Website and app data records
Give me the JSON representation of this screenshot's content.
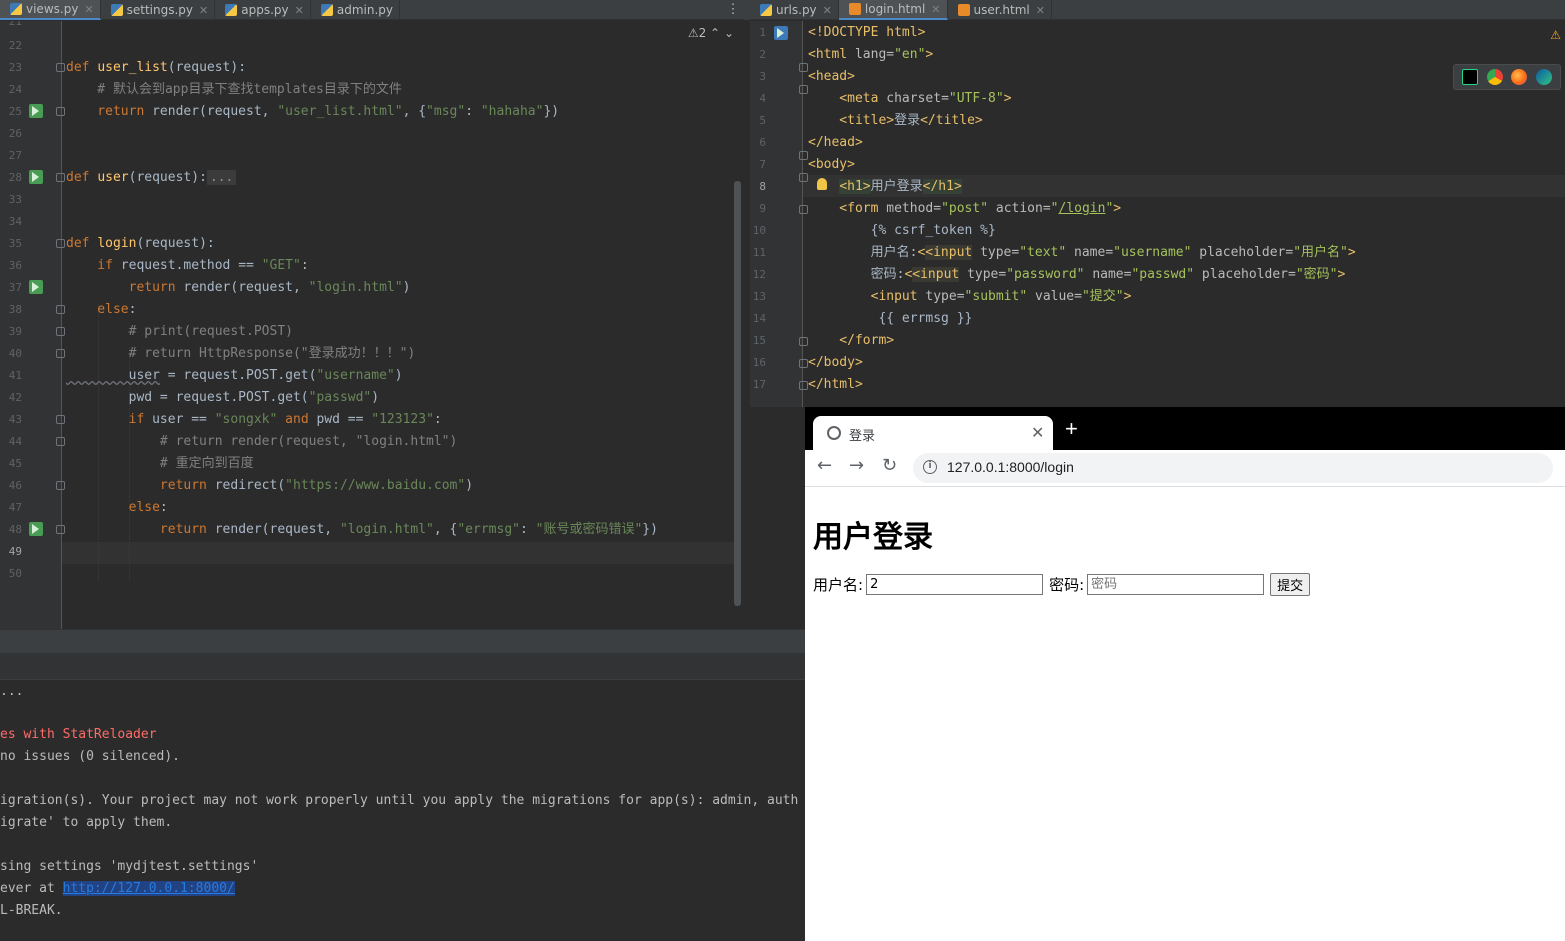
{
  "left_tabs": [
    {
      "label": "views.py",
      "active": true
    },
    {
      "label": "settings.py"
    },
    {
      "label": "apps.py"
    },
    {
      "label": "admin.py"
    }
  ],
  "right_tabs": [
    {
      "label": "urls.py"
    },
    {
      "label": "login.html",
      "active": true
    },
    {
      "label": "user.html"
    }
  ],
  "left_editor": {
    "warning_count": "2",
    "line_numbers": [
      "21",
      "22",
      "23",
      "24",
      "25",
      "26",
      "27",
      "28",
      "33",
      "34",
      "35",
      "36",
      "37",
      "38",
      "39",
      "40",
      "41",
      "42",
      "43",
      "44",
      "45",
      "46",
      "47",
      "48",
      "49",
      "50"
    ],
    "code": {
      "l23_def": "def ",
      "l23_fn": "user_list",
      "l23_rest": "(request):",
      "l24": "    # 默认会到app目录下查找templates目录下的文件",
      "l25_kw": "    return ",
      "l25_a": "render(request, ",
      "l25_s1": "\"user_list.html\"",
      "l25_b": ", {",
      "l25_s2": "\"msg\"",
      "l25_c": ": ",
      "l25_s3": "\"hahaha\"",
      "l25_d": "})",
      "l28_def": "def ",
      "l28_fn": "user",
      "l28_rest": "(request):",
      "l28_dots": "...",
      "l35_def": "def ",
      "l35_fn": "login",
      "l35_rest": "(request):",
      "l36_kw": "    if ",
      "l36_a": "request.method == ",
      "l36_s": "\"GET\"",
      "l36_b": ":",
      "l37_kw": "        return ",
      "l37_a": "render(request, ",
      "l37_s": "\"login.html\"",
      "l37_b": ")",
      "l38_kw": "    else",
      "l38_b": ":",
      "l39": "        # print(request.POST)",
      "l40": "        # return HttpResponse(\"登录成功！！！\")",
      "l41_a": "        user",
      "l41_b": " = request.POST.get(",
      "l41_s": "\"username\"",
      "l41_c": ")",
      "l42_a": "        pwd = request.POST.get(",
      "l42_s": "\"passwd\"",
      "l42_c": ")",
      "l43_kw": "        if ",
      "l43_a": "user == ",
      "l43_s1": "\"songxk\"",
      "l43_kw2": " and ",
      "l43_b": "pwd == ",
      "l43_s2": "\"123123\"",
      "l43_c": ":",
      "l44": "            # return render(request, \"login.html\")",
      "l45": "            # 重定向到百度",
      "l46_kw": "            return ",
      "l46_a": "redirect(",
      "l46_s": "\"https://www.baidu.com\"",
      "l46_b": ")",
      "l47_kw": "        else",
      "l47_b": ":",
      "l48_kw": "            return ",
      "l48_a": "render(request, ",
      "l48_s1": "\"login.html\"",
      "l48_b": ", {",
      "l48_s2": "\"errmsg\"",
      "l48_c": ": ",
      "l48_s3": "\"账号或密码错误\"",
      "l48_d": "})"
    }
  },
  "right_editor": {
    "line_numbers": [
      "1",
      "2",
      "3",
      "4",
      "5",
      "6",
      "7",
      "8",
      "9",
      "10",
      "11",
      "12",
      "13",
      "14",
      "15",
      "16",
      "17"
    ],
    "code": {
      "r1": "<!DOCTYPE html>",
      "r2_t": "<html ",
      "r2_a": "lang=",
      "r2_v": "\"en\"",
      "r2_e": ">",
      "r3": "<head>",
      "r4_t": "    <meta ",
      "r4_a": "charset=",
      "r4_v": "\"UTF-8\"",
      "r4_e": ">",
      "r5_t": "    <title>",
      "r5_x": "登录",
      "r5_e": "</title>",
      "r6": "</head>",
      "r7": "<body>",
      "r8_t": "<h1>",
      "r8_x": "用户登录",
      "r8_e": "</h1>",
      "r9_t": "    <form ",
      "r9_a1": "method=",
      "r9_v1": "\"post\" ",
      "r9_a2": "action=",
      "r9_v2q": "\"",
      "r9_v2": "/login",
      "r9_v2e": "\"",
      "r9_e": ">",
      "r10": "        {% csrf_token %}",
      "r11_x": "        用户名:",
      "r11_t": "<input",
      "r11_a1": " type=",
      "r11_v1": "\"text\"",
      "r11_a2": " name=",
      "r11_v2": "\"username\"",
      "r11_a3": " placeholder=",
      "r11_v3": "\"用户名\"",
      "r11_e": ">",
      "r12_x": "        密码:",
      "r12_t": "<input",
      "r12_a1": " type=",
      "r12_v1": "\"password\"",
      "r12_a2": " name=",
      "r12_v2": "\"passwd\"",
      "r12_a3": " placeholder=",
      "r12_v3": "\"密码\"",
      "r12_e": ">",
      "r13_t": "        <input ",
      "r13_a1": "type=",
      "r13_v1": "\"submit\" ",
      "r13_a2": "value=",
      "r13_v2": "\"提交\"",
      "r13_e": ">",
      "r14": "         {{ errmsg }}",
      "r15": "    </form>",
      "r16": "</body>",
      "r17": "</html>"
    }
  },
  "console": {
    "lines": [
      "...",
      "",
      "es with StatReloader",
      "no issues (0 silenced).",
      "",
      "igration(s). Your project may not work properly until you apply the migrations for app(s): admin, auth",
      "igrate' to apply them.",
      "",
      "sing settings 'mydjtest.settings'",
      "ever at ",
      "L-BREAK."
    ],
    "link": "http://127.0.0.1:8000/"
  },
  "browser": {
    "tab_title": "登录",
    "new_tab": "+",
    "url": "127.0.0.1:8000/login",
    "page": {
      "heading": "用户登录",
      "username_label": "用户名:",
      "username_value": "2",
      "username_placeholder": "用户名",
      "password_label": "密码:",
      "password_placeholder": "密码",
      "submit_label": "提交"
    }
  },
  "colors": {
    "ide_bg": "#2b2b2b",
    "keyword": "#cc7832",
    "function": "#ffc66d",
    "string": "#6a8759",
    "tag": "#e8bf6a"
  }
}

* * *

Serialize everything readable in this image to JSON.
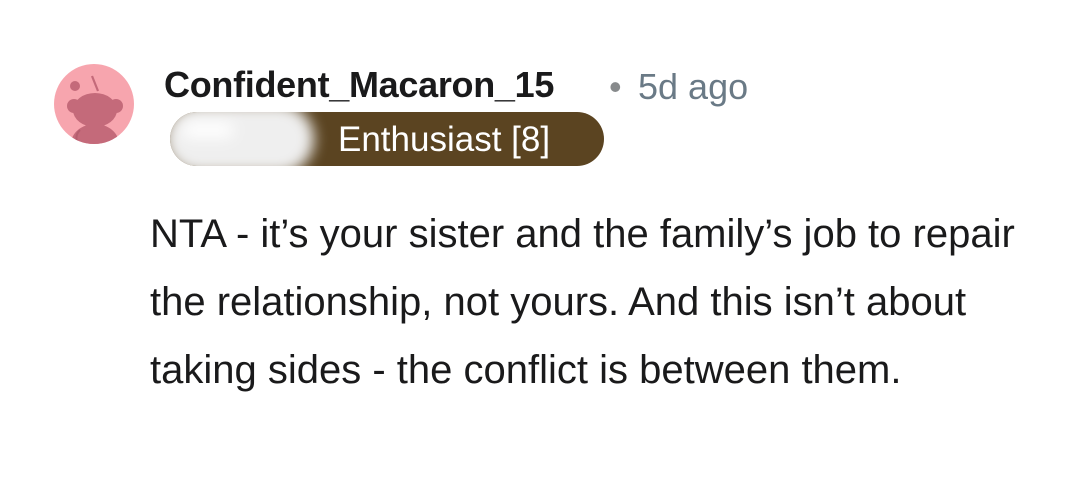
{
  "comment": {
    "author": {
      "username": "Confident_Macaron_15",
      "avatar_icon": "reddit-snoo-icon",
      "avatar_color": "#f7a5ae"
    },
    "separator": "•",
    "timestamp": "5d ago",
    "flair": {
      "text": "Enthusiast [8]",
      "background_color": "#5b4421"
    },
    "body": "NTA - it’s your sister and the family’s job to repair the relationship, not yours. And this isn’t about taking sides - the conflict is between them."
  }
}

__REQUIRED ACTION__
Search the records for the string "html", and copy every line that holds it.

__ANSWER SECTION__
      "label": "login.html",
      "label": "user.html"
      "l25_s1": "\"user_list.html\"",
      "l37_s": "\"login.html\"",
      "l44": "            # return render(request, \"login.html\")",
      "l48_s1": "\"login.html\"",
      "r1": "<!DOCTYPE html>",
      "r2_t": "<html ",
      "r17": "</html>"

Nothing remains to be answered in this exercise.